The Ambition Paradox
There’s this incommunicable paradox in having an ambition that I wrestle with all the time. It has to do with finding gratitude in the now, while seeking better and comparison, not to others necessarily, but to myself.
Thoreau says, “Comparison is the thief of joy.” And in my experience, that is most certainly true.
Ambition is chasing after something that you don’t have. It can be anything. Part of having ambition is seeing a gap between what you have and what you want to have, who you are and who you want to be.
This requires comparison.
Part of my journey has been in comparing myself against thresholds of “where I thought I’d be by now” or “where I need to get to.” This constant comparison by way of goals and ambitions can be exhausting at times. It’s easy to get beat down.

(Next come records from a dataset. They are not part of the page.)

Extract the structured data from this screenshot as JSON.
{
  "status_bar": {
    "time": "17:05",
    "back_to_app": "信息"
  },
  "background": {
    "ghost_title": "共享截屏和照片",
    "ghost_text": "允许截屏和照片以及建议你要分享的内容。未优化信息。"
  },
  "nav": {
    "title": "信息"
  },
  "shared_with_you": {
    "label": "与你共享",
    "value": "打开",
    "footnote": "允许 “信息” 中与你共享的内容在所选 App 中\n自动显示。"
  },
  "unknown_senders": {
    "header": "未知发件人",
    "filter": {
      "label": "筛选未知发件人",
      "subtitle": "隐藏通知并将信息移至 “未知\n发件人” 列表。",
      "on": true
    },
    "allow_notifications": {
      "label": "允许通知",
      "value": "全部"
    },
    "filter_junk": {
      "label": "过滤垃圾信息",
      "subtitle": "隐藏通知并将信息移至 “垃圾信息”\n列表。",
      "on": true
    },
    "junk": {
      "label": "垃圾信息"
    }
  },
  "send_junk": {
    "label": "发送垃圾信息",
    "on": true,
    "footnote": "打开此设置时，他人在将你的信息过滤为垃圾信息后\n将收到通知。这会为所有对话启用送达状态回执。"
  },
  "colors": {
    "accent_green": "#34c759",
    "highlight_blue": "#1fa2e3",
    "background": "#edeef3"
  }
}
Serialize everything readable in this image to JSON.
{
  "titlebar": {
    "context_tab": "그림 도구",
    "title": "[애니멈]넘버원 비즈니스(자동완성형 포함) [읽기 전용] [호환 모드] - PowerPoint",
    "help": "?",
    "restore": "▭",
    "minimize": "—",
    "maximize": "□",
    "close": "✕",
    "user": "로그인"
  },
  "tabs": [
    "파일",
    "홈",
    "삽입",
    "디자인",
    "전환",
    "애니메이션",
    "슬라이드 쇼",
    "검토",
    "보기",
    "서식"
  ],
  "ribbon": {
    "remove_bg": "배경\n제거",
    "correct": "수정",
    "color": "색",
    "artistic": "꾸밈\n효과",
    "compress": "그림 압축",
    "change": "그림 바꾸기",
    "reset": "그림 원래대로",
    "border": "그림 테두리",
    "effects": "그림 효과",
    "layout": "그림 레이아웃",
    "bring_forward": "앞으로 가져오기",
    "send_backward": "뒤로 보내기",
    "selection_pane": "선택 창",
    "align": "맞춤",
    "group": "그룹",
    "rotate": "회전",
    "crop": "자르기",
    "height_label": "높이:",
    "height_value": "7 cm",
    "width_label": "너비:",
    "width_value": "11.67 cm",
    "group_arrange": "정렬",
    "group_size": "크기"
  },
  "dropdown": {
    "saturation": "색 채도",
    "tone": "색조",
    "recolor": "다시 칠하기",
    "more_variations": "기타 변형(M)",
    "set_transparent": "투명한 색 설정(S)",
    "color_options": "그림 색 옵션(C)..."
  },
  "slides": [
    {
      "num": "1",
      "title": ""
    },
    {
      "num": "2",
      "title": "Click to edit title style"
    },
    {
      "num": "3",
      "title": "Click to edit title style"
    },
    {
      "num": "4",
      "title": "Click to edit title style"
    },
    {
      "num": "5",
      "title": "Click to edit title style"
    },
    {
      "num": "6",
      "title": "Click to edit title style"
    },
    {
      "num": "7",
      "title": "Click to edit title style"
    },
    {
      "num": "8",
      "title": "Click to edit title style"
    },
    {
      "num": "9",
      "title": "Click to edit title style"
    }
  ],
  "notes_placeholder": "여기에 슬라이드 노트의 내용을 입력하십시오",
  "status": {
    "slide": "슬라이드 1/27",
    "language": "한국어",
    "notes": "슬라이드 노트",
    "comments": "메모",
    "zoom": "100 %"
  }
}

But on the flip side, it’s what drives me. The vision is what pulls me forward towards growth and higher contribution. The opportunity to serve and become better is what grounds me in gratitude. It gets me to pick up the umpteenth book when I could turn on the tube instead.
When you’re wrapped up in ambition, it’s easy to lose sight of what this is all for. It’s the classic parable in The Alchemist. What you seek to be, you already are. What you seek to have, you already have.
We all “know” this stuff. We understand these paradoxes. They’re codified in all sorts of aphorisms and phrases. But that’s just it. For many of us, we have to chase down our ambitions to realize somewhere on the path that “getting” something isn’t the goal at all.
It’s to enjoy the process of life itself.
We have ambitions and goals, and compare ourselves to others, because we think those things will make us happy.
But those are just the vehicles.
Happiness happens in the now (or never).